▶ [What to do]: Could you copy the data that follows exactly as written, but drop the pictures?

▶ [Records supplied]:
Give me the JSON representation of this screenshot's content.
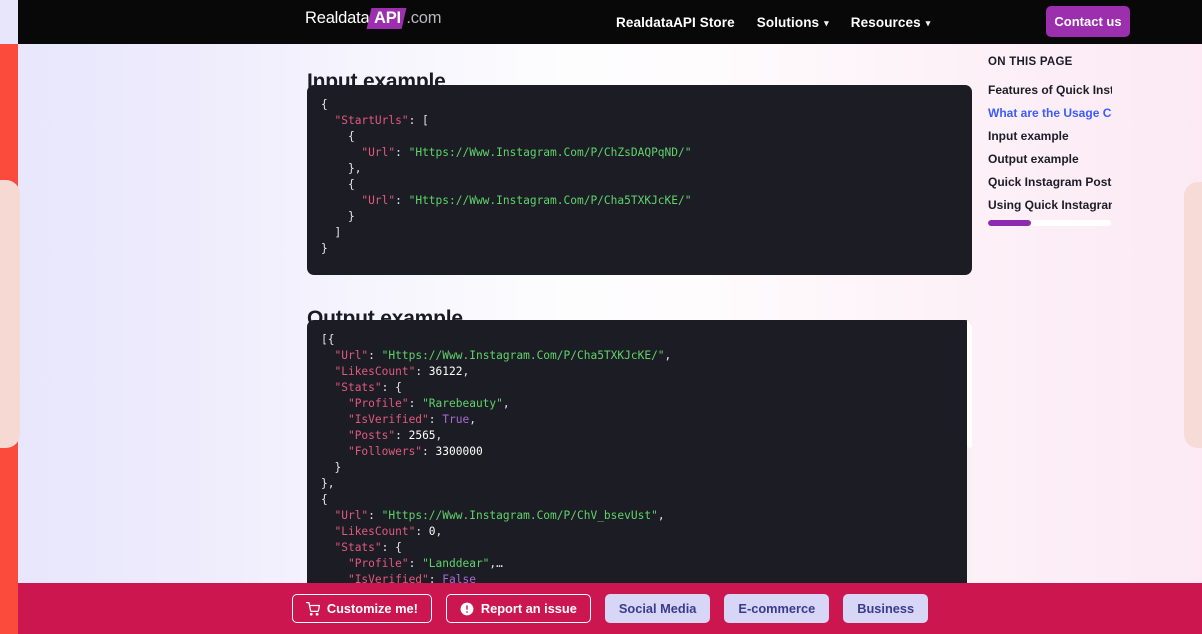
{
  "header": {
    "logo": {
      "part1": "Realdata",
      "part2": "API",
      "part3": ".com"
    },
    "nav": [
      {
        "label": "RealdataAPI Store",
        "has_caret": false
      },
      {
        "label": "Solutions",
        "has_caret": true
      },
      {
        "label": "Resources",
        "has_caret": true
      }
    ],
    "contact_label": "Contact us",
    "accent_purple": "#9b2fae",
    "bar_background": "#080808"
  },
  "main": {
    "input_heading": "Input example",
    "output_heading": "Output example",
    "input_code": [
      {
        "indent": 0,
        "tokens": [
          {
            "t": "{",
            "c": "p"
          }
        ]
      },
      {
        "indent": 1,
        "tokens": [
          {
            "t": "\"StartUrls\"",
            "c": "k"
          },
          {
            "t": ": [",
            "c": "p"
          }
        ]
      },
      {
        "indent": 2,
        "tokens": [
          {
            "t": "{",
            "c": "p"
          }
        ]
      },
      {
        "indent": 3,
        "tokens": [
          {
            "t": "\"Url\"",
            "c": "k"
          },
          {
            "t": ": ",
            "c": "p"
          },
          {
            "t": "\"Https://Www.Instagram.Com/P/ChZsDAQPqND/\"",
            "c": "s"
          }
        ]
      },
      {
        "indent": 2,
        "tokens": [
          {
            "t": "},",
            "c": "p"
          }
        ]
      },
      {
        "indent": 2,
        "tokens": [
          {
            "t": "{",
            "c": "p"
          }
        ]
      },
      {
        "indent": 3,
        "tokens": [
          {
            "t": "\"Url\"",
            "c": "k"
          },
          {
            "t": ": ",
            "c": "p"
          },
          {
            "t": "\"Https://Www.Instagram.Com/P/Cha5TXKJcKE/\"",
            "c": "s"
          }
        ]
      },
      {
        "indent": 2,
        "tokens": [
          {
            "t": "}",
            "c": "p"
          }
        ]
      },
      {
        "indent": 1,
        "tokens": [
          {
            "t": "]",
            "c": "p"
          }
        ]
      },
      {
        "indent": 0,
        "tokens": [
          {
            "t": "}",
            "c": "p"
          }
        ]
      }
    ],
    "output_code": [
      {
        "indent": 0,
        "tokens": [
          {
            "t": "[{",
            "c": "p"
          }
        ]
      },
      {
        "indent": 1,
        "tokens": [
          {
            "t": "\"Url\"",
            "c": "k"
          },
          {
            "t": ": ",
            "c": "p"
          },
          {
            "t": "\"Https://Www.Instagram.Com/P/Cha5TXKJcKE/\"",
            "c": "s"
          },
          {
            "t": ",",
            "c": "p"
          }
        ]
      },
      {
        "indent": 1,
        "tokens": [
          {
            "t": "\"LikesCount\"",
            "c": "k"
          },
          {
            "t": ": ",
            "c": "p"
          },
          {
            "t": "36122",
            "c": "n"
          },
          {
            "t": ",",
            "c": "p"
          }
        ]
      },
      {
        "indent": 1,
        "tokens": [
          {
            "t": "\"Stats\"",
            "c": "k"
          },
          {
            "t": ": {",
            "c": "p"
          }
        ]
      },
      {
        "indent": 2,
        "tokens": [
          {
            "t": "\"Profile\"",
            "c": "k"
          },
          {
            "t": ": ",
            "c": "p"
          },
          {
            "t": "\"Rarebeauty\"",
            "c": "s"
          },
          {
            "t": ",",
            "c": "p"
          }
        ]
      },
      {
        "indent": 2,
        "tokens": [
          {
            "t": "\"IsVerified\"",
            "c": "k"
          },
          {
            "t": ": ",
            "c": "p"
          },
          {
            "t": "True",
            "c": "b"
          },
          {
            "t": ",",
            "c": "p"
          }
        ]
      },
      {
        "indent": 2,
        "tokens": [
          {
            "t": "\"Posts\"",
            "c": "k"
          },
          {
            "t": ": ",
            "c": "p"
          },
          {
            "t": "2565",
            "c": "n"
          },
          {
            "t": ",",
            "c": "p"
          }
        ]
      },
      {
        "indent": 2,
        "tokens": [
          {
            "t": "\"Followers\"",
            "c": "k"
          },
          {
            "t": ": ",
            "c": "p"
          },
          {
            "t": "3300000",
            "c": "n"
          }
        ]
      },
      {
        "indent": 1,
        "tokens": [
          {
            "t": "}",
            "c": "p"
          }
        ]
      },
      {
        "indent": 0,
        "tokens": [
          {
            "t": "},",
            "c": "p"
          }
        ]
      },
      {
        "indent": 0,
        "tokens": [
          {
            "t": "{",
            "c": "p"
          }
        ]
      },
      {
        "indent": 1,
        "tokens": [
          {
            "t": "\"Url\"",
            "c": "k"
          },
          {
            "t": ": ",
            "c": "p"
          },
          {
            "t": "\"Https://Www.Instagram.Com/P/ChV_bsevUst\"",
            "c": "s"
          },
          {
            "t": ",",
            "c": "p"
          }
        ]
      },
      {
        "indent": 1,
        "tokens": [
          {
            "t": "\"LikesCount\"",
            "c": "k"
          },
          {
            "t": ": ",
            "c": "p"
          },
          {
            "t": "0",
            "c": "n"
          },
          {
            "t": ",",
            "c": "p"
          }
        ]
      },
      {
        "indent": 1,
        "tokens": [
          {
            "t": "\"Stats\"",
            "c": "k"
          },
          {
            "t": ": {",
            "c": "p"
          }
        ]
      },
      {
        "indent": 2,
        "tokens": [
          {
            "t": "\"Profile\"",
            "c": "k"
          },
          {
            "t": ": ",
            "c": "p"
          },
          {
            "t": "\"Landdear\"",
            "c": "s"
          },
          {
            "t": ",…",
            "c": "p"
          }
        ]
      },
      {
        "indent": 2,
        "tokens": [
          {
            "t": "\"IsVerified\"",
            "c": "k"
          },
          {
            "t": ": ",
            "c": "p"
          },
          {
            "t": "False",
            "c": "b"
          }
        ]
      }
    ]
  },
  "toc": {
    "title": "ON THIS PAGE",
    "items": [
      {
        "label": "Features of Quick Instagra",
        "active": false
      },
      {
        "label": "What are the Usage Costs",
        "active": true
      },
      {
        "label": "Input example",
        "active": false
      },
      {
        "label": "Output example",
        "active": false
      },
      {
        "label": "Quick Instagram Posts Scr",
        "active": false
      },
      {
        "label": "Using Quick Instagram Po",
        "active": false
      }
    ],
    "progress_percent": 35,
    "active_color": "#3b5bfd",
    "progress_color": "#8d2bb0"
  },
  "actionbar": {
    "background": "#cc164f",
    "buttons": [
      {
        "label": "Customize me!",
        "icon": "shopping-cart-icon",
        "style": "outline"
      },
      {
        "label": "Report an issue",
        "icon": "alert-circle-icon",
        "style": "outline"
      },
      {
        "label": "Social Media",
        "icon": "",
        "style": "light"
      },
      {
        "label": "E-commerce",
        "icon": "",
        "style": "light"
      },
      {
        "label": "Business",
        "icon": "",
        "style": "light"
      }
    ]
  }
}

▶ [Answer section]:
Give me the JSON representation of this screenshot's content.
{
  "header": {
    "logo": {
      "part1": "Realdata",
      "part2": "API",
      "part3": ".com"
    },
    "nav": [
      {
        "label": "RealdataAPI Store",
        "has_caret": false
      },
      {
        "label": "Solutions",
        "has_caret": true
      },
      {
        "label": "Resources",
        "has_caret": true
      }
    ],
    "contact_label": "Contact us",
    "accent_purple": "#9b2fae",
    "bar_background": "#080808"
  },
  "main": {
    "input_heading": "Input example",
    "output_heading": "Output example",
    "input_code": [
      {
        "indent": 0,
        "tokens": [
          {
            "t": "{",
            "c": "p"
          }
        ]
      },
      {
        "indent": 1,
        "tokens": [
          {
            "t": "\"StartUrls\"",
            "c": "k"
          },
          {
            "t": ": [",
            "c": "p"
          }
        ]
      },
      {
        "indent": 2,
        "tokens": [
          {
            "t": "{",
            "c": "p"
          }
        ]
      },
      {
        "indent": 3,
        "tokens": [
          {
            "t": "\"Url\"",
            "c": "k"
          },
          {
            "t": ": ",
            "c": "p"
          },
          {
            "t": "\"Https://Www.Instagram.Com/P/ChZsDAQPqND/\"",
            "c": "s"
          }
        ]
      },
      {
        "indent": 2,
        "tokens": [
          {
            "t": "},",
            "c": "p"
          }
        ]
      },
      {
        "indent": 2,
        "tokens": [
          {
            "t": "{",
            "c": "p"
          }
        ]
      },
      {
        "indent": 3,
        "tokens": [
          {
            "t": "\"Url\"",
            "c": "k"
          },
          {
            "t": ": ",
            "c": "p"
          },
          {
            "t": "\"Https://Www.Instagram.Com/P/Cha5TXKJcKE/\"",
            "c": "s"
          }
        ]
      },
      {
        "indent": 2,
        "tokens": [
          {
            "t": "}",
            "c": "p"
          }
        ]
      },
      {
        "indent": 1,
        "tokens": [
          {
            "t": "]",
            "c": "p"
          }
        ]
      },
      {
        "indent": 0,
        "tokens": [
          {
            "t": "}",
            "c": "p"
          }
        ]
      }
    ],
    "output_code": [
      {
        "indent": 0,
        "tokens": [
          {
            "t": "[{",
            "c": "p"
          }
        ]
      },
      {
        "indent": 1,
        "tokens": [
          {
            "t": "\"Url\"",
            "c": "k"
          },
          {
            "t": ": ",
            "c": "p"
          },
          {
            "t": "\"Https://Www.Instagram.Com/P/Cha5TXKJcKE/\"",
            "c": "s"
          },
          {
            "t": ",",
            "c": "p"
          }
        ]
      },
      {
        "indent": 1,
        "tokens": [
          {
            "t": "\"LikesCount\"",
            "c": "k"
          },
          {
            "t": ": ",
            "c": "p"
          },
          {
            "t": "36122",
            "c": "n"
          },
          {
            "t": ",",
            "c": "p"
          }
        ]
      },
      {
        "indent": 1,
        "tokens": [
          {
            "t": "\"Stats\"",
            "c": "k"
          },
          {
            "t": ": {",
            "c": "p"
          }
        ]
      },
      {
        "indent": 2,
        "tokens": [
          {
            "t": "\"Profile\"",
            "c": "k"
          },
          {
            "t": ": ",
            "c": "p"
          },
          {
            "t": "\"Rarebeauty\"",
            "c": "s"
          },
          {
            "t": ",",
            "c": "p"
          }
        ]
      },
      {
        "indent": 2,
        "tokens": [
          {
            "t": "\"IsVerified\"",
            "c": "k"
          },
          {
            "t": ": ",
            "c": "p"
          },
          {
            "t": "True",
            "c": "b"
          },
          {
            "t": ",",
            "c": "p"
          }
        ]
      },
      {
        "indent": 2,
        "tokens": [
          {
            "t": "\"Posts\"",
            "c": "k"
          },
          {
            "t": ": ",
            "c": "p"
          },
          {
            "t": "2565",
            "c": "n"
          },
          {
            "t": ",",
            "c": "p"
          }
        ]
      },
      {
        "indent": 2,
        "tokens": [
          {
            "t": "\"Followers\"",
            "c": "k"
          },
          {
            "t": ": ",
            "c": "p"
          },
          {
            "t": "3300000",
            "c": "n"
          }
        ]
      },
      {
        "indent": 1,
        "tokens": [
          {
            "t": "}",
            "c": "p"
          }
        ]
      },
      {
        "indent": 0,
        "tokens": [
          {
            "t": "},",
            "c": "p"
          }
        ]
      },
      {
        "indent": 0,
        "tokens": [
          {
            "t": "{",
            "c": "p"
          }
        ]
      },
      {
        "indent": 1,
        "tokens": [
          {
            "t": "\"Url\"",
            "c": "k"
          },
          {
            "t": ": ",
            "c": "p"
          },
          {
            "t": "\"Https://Www.Instagram.Com/P/ChV_bsevUst\"",
            "c": "s"
          },
          {
            "t": ",",
            "c": "p"
          }
        ]
      },
      {
        "indent": 1,
        "tokens": [
          {
            "t": "\"LikesCount\"",
            "c": "k"
          },
          {
            "t": ": ",
            "c": "p"
          },
          {
            "t": "0",
            "c": "n"
          },
          {
            "t": ",",
            "c": "p"
          }
        ]
      },
      {
        "indent": 1,
        "tokens": [
          {
            "t": "\"Stats\"",
            "c": "k"
          },
          {
            "t": ": {",
            "c": "p"
          }
        ]
      },
      {
        "indent": 2,
        "tokens": [
          {
            "t": "\"Profile\"",
            "c": "k"
          },
          {
            "t": ": ",
            "c": "p"
          },
          {
            "t": "\"Landdear\"",
            "c": "s"
          },
          {
            "t": ",…",
            "c": "p"
          }
        ]
      },
      {
        "indent": 2,
        "tokens": [
          {
            "t": "\"IsVerified\"",
            "c": "k"
          },
          {
            "t": ": ",
            "c": "p"
          },
          {
            "t": "False",
            "c": "b"
          }
        ]
      }
    ]
  },
  "toc": {
    "title": "ON THIS PAGE",
    "items": [
      {
        "label": "Features of Quick Instagra",
        "active": false
      },
      {
        "label": "What are the Usage Costs",
        "active": true
      },
      {
        "label": "Input example",
        "active": false
      },
      {
        "label": "Output example",
        "active": false
      },
      {
        "label": "Quick Instagram Posts Scr",
        "active": false
      },
      {
        "label": "Using Quick Instagram Po",
        "active": false
      }
    ],
    "progress_percent": 35,
    "active_color": "#3b5bfd",
    "progress_color": "#8d2bb0"
  },
  "actionbar": {
    "background": "#cc164f",
    "buttons": [
      {
        "label": "Customize me!",
        "icon": "shopping-cart-icon",
        "style": "outline"
      },
      {
        "label": "Report an issue",
        "icon": "alert-circle-icon",
        "style": "outline"
      },
      {
        "label": "Social Media",
        "icon": "",
        "style": "light"
      },
      {
        "label": "E-commerce",
        "icon": "",
        "style": "light"
      },
      {
        "label": "Business",
        "icon": "",
        "style": "light"
      }
    ]
  }
}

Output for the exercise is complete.